Requirement → What you return should be each line of the data containing the string "this".

####################

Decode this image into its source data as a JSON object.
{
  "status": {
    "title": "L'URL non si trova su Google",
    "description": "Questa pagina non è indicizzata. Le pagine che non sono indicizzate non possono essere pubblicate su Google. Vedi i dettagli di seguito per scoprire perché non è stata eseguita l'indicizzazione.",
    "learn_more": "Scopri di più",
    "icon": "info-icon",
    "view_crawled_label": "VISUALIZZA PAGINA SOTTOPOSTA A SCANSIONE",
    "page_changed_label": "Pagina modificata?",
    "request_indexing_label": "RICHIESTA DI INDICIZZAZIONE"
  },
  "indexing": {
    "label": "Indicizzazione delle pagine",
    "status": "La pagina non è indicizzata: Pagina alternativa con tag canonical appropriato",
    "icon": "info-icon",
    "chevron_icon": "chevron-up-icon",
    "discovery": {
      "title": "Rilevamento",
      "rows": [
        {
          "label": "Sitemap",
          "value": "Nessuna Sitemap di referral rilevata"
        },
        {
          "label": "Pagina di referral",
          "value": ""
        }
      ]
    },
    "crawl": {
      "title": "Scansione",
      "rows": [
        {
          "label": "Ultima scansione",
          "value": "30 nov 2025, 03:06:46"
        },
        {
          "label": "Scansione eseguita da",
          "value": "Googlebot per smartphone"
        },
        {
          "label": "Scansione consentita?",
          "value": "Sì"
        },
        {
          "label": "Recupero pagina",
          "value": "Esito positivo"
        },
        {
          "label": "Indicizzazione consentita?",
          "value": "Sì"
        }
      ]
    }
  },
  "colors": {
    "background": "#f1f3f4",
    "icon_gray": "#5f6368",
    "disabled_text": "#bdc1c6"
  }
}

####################

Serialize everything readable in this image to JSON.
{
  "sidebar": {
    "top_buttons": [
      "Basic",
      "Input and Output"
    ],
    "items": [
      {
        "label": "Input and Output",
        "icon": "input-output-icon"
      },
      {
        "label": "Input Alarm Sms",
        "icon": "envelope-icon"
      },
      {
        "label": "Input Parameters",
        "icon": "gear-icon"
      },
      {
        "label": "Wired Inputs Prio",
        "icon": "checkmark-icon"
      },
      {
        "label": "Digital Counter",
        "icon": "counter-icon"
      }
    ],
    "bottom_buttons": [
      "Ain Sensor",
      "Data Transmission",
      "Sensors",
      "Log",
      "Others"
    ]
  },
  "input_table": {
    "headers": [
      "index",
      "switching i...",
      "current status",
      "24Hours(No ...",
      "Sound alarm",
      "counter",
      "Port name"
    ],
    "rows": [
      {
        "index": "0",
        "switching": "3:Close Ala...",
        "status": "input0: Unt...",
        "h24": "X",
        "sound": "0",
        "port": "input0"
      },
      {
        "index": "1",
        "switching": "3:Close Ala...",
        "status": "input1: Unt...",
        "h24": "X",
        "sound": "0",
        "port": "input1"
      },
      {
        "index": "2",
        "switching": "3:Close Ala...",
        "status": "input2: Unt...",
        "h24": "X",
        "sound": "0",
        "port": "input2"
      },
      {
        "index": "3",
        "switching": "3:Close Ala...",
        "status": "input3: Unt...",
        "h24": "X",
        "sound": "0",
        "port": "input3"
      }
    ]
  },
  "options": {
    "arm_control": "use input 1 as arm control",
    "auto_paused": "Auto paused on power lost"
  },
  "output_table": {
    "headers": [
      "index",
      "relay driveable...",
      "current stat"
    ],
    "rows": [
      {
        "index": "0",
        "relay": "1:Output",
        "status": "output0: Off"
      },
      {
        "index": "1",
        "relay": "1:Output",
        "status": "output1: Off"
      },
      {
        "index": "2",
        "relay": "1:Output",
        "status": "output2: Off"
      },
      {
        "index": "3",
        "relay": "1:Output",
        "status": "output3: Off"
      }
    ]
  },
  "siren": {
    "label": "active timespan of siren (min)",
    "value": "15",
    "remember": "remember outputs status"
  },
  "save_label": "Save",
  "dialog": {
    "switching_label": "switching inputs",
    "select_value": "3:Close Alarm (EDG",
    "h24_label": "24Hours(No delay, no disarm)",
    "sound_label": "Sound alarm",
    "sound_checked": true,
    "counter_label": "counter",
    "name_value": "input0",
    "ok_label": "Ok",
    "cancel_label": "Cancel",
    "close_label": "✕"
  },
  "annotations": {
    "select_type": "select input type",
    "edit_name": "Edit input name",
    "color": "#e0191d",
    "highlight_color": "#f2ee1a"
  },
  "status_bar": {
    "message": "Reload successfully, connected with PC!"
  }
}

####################

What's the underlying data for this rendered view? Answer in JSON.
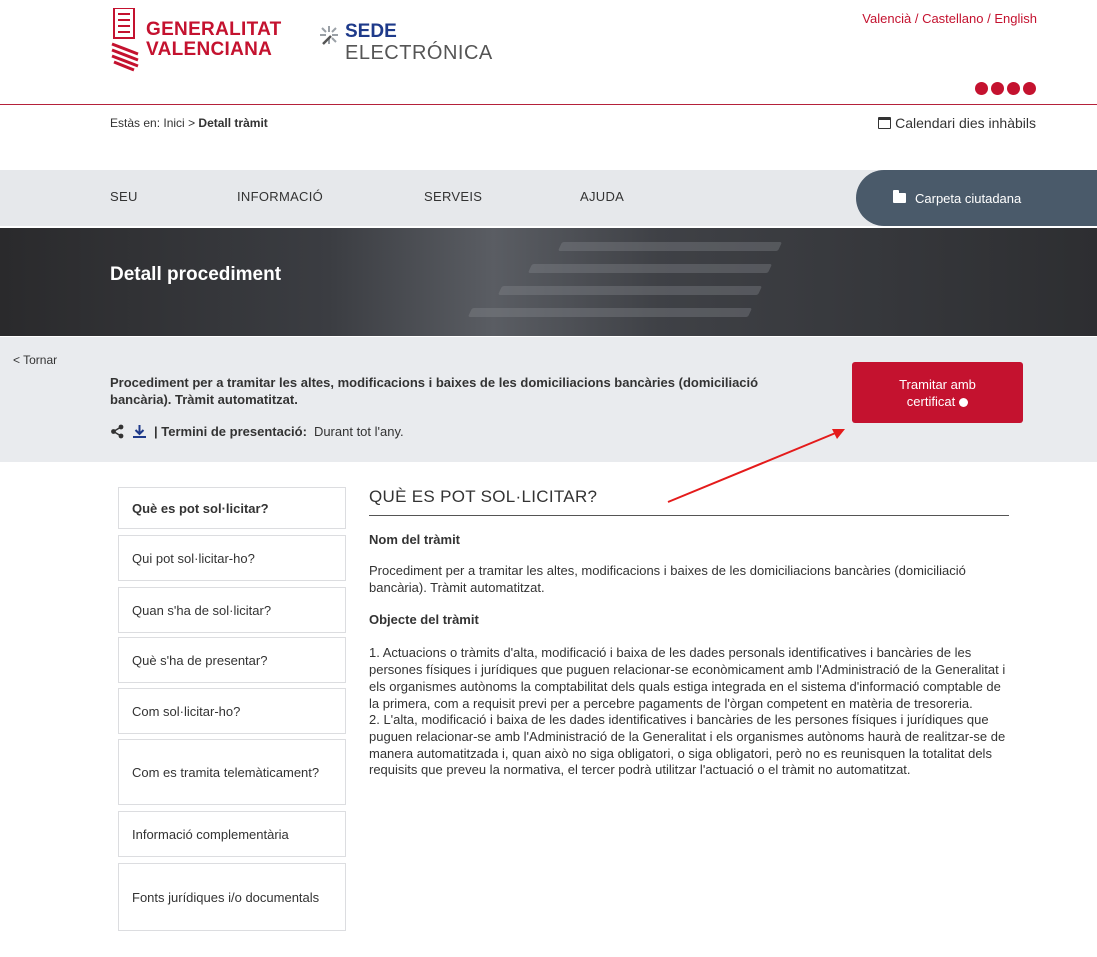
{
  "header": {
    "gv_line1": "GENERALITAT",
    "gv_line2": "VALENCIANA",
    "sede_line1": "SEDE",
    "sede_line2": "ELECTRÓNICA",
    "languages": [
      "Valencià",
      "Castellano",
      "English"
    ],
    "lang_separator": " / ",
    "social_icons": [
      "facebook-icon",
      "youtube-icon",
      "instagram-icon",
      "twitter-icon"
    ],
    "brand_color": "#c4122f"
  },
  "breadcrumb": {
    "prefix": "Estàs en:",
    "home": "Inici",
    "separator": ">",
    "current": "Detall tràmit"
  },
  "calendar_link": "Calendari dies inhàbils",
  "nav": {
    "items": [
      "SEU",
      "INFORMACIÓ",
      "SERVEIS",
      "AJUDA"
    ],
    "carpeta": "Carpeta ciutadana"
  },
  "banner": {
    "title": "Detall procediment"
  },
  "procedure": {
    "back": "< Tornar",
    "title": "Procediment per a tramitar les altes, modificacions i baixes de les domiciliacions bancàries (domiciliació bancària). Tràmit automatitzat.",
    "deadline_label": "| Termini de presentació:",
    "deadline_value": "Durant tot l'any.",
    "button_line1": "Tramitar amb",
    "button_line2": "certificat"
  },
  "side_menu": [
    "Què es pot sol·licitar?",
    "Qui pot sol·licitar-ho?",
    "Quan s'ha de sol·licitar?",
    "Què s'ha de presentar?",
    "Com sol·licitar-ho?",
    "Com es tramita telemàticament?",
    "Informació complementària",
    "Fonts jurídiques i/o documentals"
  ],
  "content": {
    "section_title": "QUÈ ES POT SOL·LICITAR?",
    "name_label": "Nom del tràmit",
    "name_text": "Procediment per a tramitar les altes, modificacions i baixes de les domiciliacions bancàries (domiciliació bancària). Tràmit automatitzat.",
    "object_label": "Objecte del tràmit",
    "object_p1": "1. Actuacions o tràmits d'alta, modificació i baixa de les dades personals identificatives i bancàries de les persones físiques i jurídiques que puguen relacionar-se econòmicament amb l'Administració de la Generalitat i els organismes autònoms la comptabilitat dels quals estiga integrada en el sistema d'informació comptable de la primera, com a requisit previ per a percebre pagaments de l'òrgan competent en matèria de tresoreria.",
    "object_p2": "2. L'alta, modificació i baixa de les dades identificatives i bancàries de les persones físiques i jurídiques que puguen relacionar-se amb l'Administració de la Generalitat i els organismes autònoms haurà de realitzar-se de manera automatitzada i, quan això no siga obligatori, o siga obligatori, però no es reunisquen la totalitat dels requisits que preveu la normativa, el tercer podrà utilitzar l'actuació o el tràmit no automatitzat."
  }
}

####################

Solution to the problem →
Decode this image into its source data as a JSON object.
Serialize everything readable in this image to JSON.
What's the underlying data for this rendered view? Answer in JSON.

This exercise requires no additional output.